Do you have any additional advice for poets sending out their first books to contests and open reading periods?

I have been a reader and judge for a number of contests, and I can’t stress enough the need to get the reader’s attention from the get-go. A boring first poem is often enough to get your manuscript tossed. A boring second poem almost certainly will. Be audacious. Surprise the reader and whatever you do, don’t think you know what the judge is looking for based on some notion you might have of their taste, as in, “She would never like my work, so I’m not going to send my manuscript.”

Do you believe that poetry can create change in the world?

That depends how you define change. If you are thinking of change in terms of political policy, or inciting riots, or shaping political movements, the answer is no. And thank goodness. Those ideas of change are real, but also pedestrian, common, worldly and as the Quakers used to say, “of the Creature,”—not the province of the imagination. Political change is basically about hard work. It’s dull, often frustrating, relies on absolutes, and you have to have an appetite for it to do it successfully. If by change you also mean small movements of the spirit, or an expansion in one’s mind which tunes it to the possibilities of language and human yearning, if by change you mean bringing the voices of the dead back to life, or being able to imagine someone else’s world or experiences, if by change you mean making the impossible imaginable by rendering it into language, then yes—poetry creates change. The changes it creates are mostly invisible and impossible to measure but they are, in the end, the kinds of changes that make us more expansive, more tenderly human, more capable of love, less lonely, more generous. Any attempts to belittle those kinds of changes, or dismiss them are typically generated by sad, narrow, rigid, bullying minds.
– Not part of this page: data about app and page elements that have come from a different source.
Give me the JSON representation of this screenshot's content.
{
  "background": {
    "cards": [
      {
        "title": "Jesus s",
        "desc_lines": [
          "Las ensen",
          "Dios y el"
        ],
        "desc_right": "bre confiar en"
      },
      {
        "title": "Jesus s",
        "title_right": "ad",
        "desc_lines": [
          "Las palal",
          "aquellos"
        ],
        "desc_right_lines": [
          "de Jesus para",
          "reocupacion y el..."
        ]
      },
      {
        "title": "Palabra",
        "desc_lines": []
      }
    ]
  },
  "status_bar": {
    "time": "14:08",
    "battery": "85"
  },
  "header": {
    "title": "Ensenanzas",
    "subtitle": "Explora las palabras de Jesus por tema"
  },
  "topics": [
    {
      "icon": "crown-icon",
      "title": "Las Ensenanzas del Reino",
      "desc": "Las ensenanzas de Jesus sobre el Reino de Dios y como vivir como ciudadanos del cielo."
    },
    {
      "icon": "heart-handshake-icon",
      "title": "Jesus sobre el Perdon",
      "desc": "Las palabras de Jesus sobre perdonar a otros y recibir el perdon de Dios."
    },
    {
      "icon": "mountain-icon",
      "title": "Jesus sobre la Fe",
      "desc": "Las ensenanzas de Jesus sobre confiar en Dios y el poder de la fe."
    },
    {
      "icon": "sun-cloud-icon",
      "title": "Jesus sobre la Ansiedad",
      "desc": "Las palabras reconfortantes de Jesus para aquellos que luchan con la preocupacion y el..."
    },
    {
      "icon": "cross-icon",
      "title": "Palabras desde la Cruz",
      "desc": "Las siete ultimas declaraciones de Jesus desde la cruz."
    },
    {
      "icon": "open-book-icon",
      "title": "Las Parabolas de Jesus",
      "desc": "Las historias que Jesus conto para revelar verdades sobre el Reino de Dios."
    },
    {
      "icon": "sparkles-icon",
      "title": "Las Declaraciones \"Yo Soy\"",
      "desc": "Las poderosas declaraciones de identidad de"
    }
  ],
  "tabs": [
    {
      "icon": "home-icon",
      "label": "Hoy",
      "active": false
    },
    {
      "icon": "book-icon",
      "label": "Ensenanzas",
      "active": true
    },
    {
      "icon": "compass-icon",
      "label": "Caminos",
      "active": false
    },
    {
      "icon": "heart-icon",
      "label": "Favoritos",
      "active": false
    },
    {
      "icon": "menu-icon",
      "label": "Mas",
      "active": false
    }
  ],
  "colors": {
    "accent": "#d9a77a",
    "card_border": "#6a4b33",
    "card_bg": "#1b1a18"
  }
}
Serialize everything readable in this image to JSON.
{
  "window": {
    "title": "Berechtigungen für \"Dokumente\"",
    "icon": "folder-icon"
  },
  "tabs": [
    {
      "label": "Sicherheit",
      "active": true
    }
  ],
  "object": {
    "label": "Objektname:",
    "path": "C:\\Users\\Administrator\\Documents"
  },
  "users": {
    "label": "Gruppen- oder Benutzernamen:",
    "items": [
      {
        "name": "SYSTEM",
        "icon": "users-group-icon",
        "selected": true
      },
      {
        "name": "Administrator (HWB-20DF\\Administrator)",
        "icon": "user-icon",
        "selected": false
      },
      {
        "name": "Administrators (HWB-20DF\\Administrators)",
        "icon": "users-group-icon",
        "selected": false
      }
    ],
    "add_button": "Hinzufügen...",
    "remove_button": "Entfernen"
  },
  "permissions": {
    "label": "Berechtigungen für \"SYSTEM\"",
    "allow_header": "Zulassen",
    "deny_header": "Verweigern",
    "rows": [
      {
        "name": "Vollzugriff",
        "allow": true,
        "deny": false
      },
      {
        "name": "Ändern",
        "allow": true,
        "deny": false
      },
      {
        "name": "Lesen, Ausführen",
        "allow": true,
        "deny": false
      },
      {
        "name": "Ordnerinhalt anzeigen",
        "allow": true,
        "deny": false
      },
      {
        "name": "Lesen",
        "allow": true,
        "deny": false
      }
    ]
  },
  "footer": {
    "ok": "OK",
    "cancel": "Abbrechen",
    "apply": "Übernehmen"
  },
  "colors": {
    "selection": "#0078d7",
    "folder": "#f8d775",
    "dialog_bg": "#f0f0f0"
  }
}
Good poetry resists stupidity.

Mark Wunderlich’s first volume of poetry, The Anchorage, was published by the University of Massachusetts Press in 1999 and received the Lambda Literary Award. His second volume, Voluntary Servitude, was published by Graywolf Press in 1994. He is the recipient of fellowships from Stanford University, the NEA, the Fine Arts Work Center in Provincetown, the Massachusetts Cultural Council, the Bread Loaf Writers Conference and the Amy Lowell Trust. His work has appeared in journals such as the Paris Review, Yale Review, Slate, Poetry, Ploughshares, among others, and his poems have been widely anthologized. He has taught at Stanford and Barnard College and in the graduate writing programs at Columbia University, Sarah Lawrence College, San Francisco State University and Ohio University. As an arts administrator, he served as the Poetry Director of the Napa Valley Writers Conference, and has worked for the Academy of American Poets, the Poetry Society of America, Poets & Writers, Inc., the University of Arizona Poetry Center and the Literature Program of the National Endowment for the Arts, where he was an Arts Administration Fellow. He is currently teaches literature and writing at Bennington College in Vermont, and lives in New York’s Hudson River Valley.
  • Buy The Anchorage at Amazon
  • Buy Voluntary Servitude at Amazon